Unlike taxes, there’s no government requirement that we engage in any sort of annual estate planning. Our estate will file our last tax return and the government will get its share.
Contemplating our own mortality is no summer walk on the beach. But having a plan gives us choices and having choices is something that most of us value as an important part of life.
Preparedness & The Business Of You
An article geared toward small business owners on the American Express OPEN Forum website states that great leadership is all about managing uncertainty. Managing our life, so that we can get the most out of it makes sense too.
The writer Scott Belsky says, “We tend to lose perspective when confronted with the unexpected. Caught unprepared, we amplify the importance of unexpected events, allowing them to consume an exorbitant amount of our emotional energy and resources.”
Not much is more important or emotional than dealing with the death of a loved one. There is little emotional energy to spare, so the better the plan that the deceased family member put in place, the less stress will be placed on surviving family and friends.
Belsky explains, “Being prepared for the unexpected is part literal and part psychological. On the literal side of things, you can make a best effort with your available resources to prepare for the unexpected. But resources are limited. There’s only so much you can do.”
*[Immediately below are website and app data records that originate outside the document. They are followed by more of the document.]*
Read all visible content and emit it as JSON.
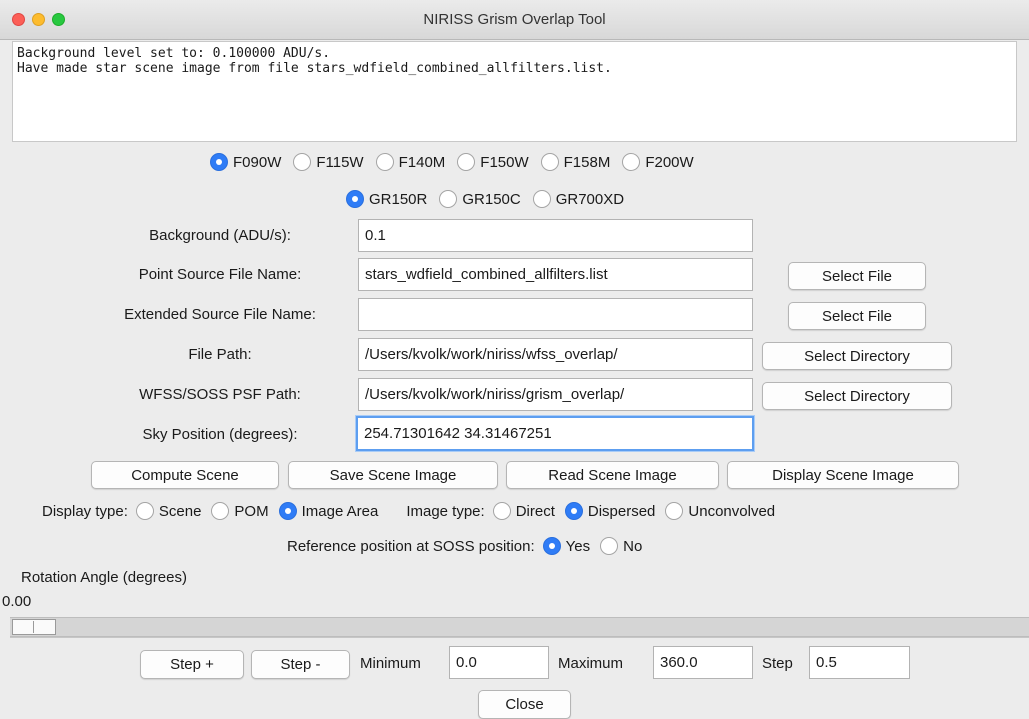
{
  "window": {
    "title": "NIRISS Grism Overlap Tool"
  },
  "log": {
    "text": "Background level set to: 0.100000 ADU/s.\nHave made star scene image from file stars_wdfield_combined_allfilters.list."
  },
  "filters": [
    {
      "label": "F090W",
      "selected": true
    },
    {
      "label": "F115W",
      "selected": false
    },
    {
      "label": "F140M",
      "selected": false
    },
    {
      "label": "F150W",
      "selected": false
    },
    {
      "label": "F158M",
      "selected": false
    },
    {
      "label": "F200W",
      "selected": false
    }
  ],
  "grisms": [
    {
      "label": "GR150R",
      "selected": true
    },
    {
      "label": "GR150C",
      "selected": false
    },
    {
      "label": "GR700XD",
      "selected": false
    }
  ],
  "form": {
    "background_label": "Background (ADU/s):",
    "background_value": "0.1",
    "point_source_label": "Point Source File Name:",
    "point_source_value": "stars_wdfield_combined_allfilters.list",
    "extended_source_label": "Extended Source File Name:",
    "extended_source_value": "",
    "file_path_label": "File Path:",
    "file_path_value": "/Users/kvolk/work/niriss/wfss_overlap/",
    "psf_path_label": "WFSS/SOSS PSF Path:",
    "psf_path_value": "/Users/kvolk/work/niriss/grism_overlap/",
    "sky_position_label": "Sky Position (degrees):",
    "sky_position_value": "254.71301642 34.31467251",
    "select_file_label": "Select File",
    "select_directory_label": "Select Directory"
  },
  "actions": {
    "compute": "Compute Scene",
    "save": "Save Scene Image",
    "read": "Read Scene Image",
    "display": "Display Scene Image"
  },
  "display_type": {
    "label": "Display type:",
    "options": [
      {
        "label": "Scene",
        "selected": false
      },
      {
        "label": "POM",
        "selected": false
      },
      {
        "label": "Image Area",
        "selected": true
      }
    ]
  },
  "image_type": {
    "label": "Image type:",
    "options": [
      {
        "label": "Direct",
        "selected": false
      },
      {
        "label": "Dispersed",
        "selected": true
      },
      {
        "label": "Unconvolved",
        "selected": false
      }
    ]
  },
  "reference": {
    "label": "Reference position at SOSS position:",
    "options": [
      {
        "label": "Yes",
        "selected": true
      },
      {
        "label": "No",
        "selected": false
      }
    ]
  },
  "rotation": {
    "label": "Rotation Angle (degrees)",
    "value": "0.00",
    "slider_fraction": 0.0
  },
  "controls": {
    "step_plus": "Step +",
    "step_minus": "Step -",
    "minimum_label": "Minimum",
    "minimum_value": "0.0",
    "maximum_label": "Maximum",
    "maximum_value": "360.0",
    "step_label": "Step",
    "step_value": "0.5",
    "close": "Close"
  },
  "colors": {
    "accent": "#2f7cf6",
    "close_light": "#fc5f57",
    "minimize_light": "#fdbc2e",
    "zoom_light": "#28c840"
  }
}
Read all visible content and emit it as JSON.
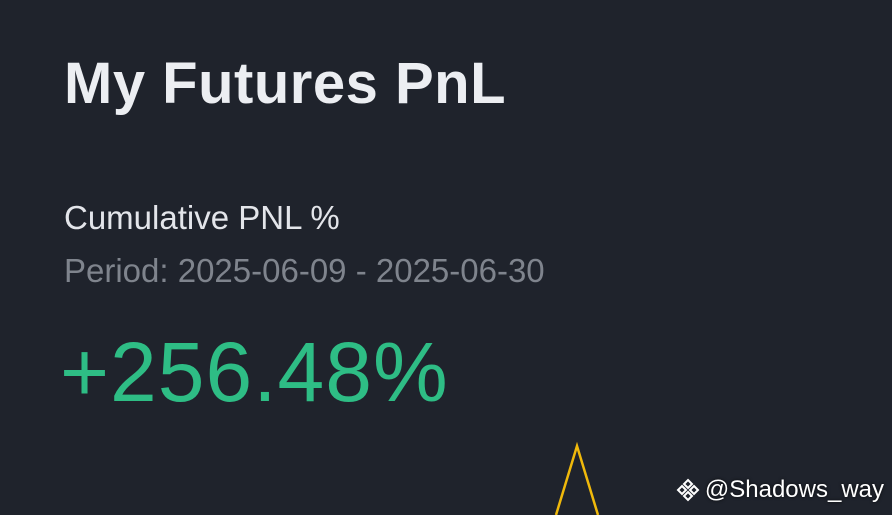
{
  "header": {
    "title": "My Futures PnL"
  },
  "metric": {
    "label": "Cumulative PNL %",
    "period": "Period: 2025-06-09 - 2025-06-30",
    "value": "+256.48%"
  },
  "colors": {
    "background": "#1f232c",
    "positive": "#2ebd85",
    "chart_line": "#f0b90b",
    "muted_text": "#7f848d"
  },
  "watermark": {
    "icon": "binance-diamond-icon",
    "handle": "@Shadows_way"
  }
}
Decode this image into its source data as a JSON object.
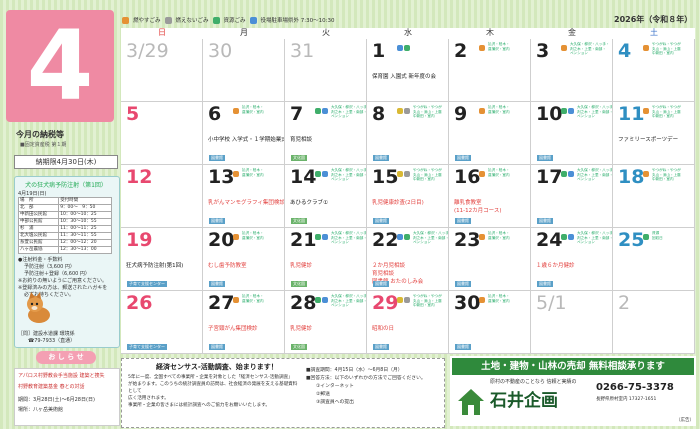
{
  "month": "4",
  "year_label": "2026年（令和８年）",
  "legend": [
    {
      "label": "燃やすごみ",
      "color": "#e08a3a"
    },
    {
      "label": "燃えないごみ",
      "color": "#9a9a9a"
    },
    {
      "label": "資源ごみ",
      "color": "#3aa05a"
    },
    {
      "label": "役場駐車場県外 7:30～10:30",
      "color": "#3a72c8"
    }
  ],
  "weekdays": [
    "日",
    "月",
    "火",
    "水",
    "木",
    "金",
    "土"
  ],
  "sidebar": {
    "tax_title": "今月の納税等",
    "tax_sub": "■固定資産税 第１期",
    "due": "納期限4月30日(木)",
    "vacc_title": "犬の狂犬病予防注射（第1回）",
    "vacc_date": "4月19日(日)",
    "vacc_head": [
      "場　所",
      "受付時間"
    ],
    "vacc_rows": [
      [
        "北　部",
        "9：00～　9：50"
      ],
      [
        "中新田公民館",
        "10：00～10：25"
      ],
      [
        "中部公民館",
        "10：30～10：55"
      ],
      [
        "杉　浦",
        "11：00～11：25"
      ],
      [
        "北大塩公民館",
        "11：30～11：55"
      ],
      [
        "糸萱公民館",
        "12：00～12：20"
      ],
      [
        "八ヶ岳農協",
        "12：30～13：00"
      ]
    ],
    "notes": [
      "●注射料金・手数料",
      "予防注射（3,600 円）",
      "予防注射＋登録（6,600 円）",
      "※お釣りの無いようにご用意ください。",
      "※登録済みの方は、郵送されたハガキを",
      "必ずお持ちください。"
    ],
    "contact": "［問］建設水道課 環境係",
    "contact_tel": "☎79-7933（直通）",
    "pill": "お し ら せ",
    "s1": "アパロス村野教会手当施設 建築と捜失",
    "s2": "村野教育建築基金 春との対話",
    "s3": "期間：3月28日(土)～6月28日(日)",
    "s4": "場所：八ヶ岳美術館"
  },
  "census": {
    "title": "経済センサス-活動調査、始まります！",
    "body": [
      "5年に一度、全国すべての事業所・企業を対象とした「経済センサス-活動調査」",
      "が始まります。このうちの統計調査員の訪問は、社会経済の発展を支える基礎資料として",
      "広く活用されます。",
      "事業所・企業の皆さまには統計調査へのご協力をお願いいたします。"
    ],
    "period": "■調査期間：4月15日（水）～6月8日（月）",
    "method": "■回答方法：以下のいずれかの方法でご回答ください。",
    "m1": "①インターネット",
    "m2": "②郵送",
    "m3": "③調査員への提出"
  },
  "ad": {
    "headline": "土地・建物・山林の売却 無料相談承ります",
    "sub": "原村の不動産のことなら 信頼と実績の",
    "tel": "0266-75-3378",
    "addr": "長野県原村室内 17327-1651",
    "name": "石井企画",
    "ad_mark": "（広告）"
  },
  "weeks": [
    [
      {
        "d": "3/29",
        "dim": true
      },
      {
        "d": "30",
        "dim": true
      },
      {
        "d": "31",
        "dim": true
      },
      {
        "d": "1",
        "g": [
          "b",
          "g"
        ],
        "gt": "9",
        "e": [
          "保育園 入園式 新年度の会"
        ]
      },
      {
        "d": "2",
        "g": [
          "o"
        ],
        "gt": "2"
      },
      {
        "d": "3",
        "g": [
          "o"
        ],
        "gt": "3"
      },
      {
        "d": "4",
        "sat": true,
        "g": [
          "o"
        ],
        "gt": "1"
      }
    ],
    [
      {
        "d": "5",
        "sun": true
      },
      {
        "d": "6",
        "g": [
          "o"
        ],
        "gt": "2",
        "e": [
          "小中学校 入学式・１学期始業式"
        ],
        "tag": "図書館"
      },
      {
        "d": "7",
        "g": [
          "g",
          "b"
        ],
        "gt": "3",
        "e": [
          "育児相談"
        ],
        "tag": "文化園"
      },
      {
        "d": "8",
        "g": [
          "y",
          "gray"
        ],
        "gt": "1",
        "tag": "図書館"
      },
      {
        "d": "9",
        "g": [
          "o"
        ],
        "gt": "2",
        "tag": "図書館"
      },
      {
        "d": "10",
        "g": [
          "g",
          "b"
        ],
        "gt": "3",
        "tag": "図書館"
      },
      {
        "d": "11",
        "sat": true,
        "g": [
          "o"
        ],
        "gt": "1",
        "e": [
          "ファミリースポーツデー"
        ]
      }
    ],
    [
      {
        "d": "12",
        "sun": true
      },
      {
        "d": "13",
        "g": [
          "o"
        ],
        "gt": "2",
        "e": [
          "乳がんマンモグラフィ集団検診"
        ],
        "red": true,
        "tag": "図書館"
      },
      {
        "d": "14",
        "g": [
          "g",
          "b"
        ],
        "gt": "3",
        "e": [
          "あひるクラブ①"
        ],
        "tag": "文化園"
      },
      {
        "d": "15",
        "g": [
          "y",
          "gray"
        ],
        "gt": "1",
        "e": [
          "乳児健康診査(2日目)"
        ],
        "red": true,
        "tag": "図書館"
      },
      {
        "d": "16",
        "g": [
          "o"
        ],
        "gt": "2",
        "e": [
          "離乳食教室",
          "(11-12カ月コース)"
        ],
        "red": true,
        "tag": "図書館"
      },
      {
        "d": "17",
        "g": [
          "g",
          "b"
        ],
        "gt": "3",
        "tag": "図書館"
      },
      {
        "d": "18",
        "sat": true,
        "g": [
          "o"
        ],
        "gt": "1"
      }
    ],
    [
      {
        "d": "19",
        "sun": true,
        "e": [
          "狂犬病予防注射(第1回)"
        ],
        "tag": "子育て支援センター"
      },
      {
        "d": "20",
        "g": [
          "o"
        ],
        "gt": "2",
        "e": [
          "むし歯予防教室"
        ],
        "red": true,
        "tag": "図書館"
      },
      {
        "d": "21",
        "g": [
          "g",
          "b"
        ],
        "gt": "3",
        "e": [
          "乳児健診"
        ],
        "red": true,
        "tag": "文化園"
      },
      {
        "d": "22",
        "g": [
          "b",
          "g"
        ],
        "gt": "3",
        "e": [
          "２か月児相談",
          "育児相談",
          "図書館 おたのしみ会"
        ],
        "red": true,
        "tag": "図書館"
      },
      {
        "d": "23",
        "g": [
          "o"
        ],
        "gt": "2",
        "tag": "図書館"
      },
      {
        "d": "24",
        "g": [
          "g",
          "b"
        ],
        "gt": "3",
        "e": [
          "１歳６か月健診"
        ],
        "red": true,
        "tag": "図書館"
      },
      {
        "d": "25",
        "sat": true,
        "g": [
          "g"
        ],
        "gt": "4"
      }
    ],
    [
      {
        "d": "26",
        "sun": true,
        "tag": "子育て支援センター"
      },
      {
        "d": "27",
        "g": [
          "o"
        ],
        "gt": "2",
        "e": [
          "子宮頸がん集団検診"
        ],
        "red": true,
        "tag": "図書館"
      },
      {
        "d": "28",
        "g": [
          "g",
          "b"
        ],
        "gt": "3",
        "e": [
          "乳児健診"
        ],
        "red": true,
        "tag": "文化園"
      },
      {
        "d": "29",
        "hol": true,
        "g": [
          "y",
          "gray"
        ],
        "gt": "1",
        "e": [
          "昭和の日"
        ],
        "red": true,
        "tag": "図書館"
      },
      {
        "d": "30",
        "g": [
          "o"
        ],
        "gt": "2",
        "tag": "図書館"
      },
      {
        "d": "5/1",
        "dim": true
      },
      {
        "d": "2",
        "dim": true
      }
    ]
  ],
  "garbage_text": {
    "1": "やつがね・やつが\n丸山・深山・上藤\n中新田・室内",
    "2": "払沢・柏木・\n菖蒲沢・室内",
    "3": "大久保・柳沢・八ッ手・\n判之木・上里・南部・\nペンション",
    "4": "資源\n回収日"
  },
  "colors": {
    "o": "#e59134",
    "g": "#3fae6a",
    "b": "#4b8fd6",
    "y": "#d9b934",
    "gray": "#9a9a9a"
  }
}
While the timing of death is usually unexpected, the fact that it happened at all is expected. Buying life insurance is something that can be done to prepare. The costs of a funeral and burial can be quite high. Eliminating the monetary worry with a life insurance policy can help on the psychological side to deal with what needs to be done.
A USA Today article from late last year, states that only 44% of U.S. households have an individual life insurance policy, which is the lowest coverage in 50 years. Perceived cost of a policy might be part of the reason for such low coverage. But in the long run, the cost now might be worth it.
By: Lisa C. Johnson, Esq.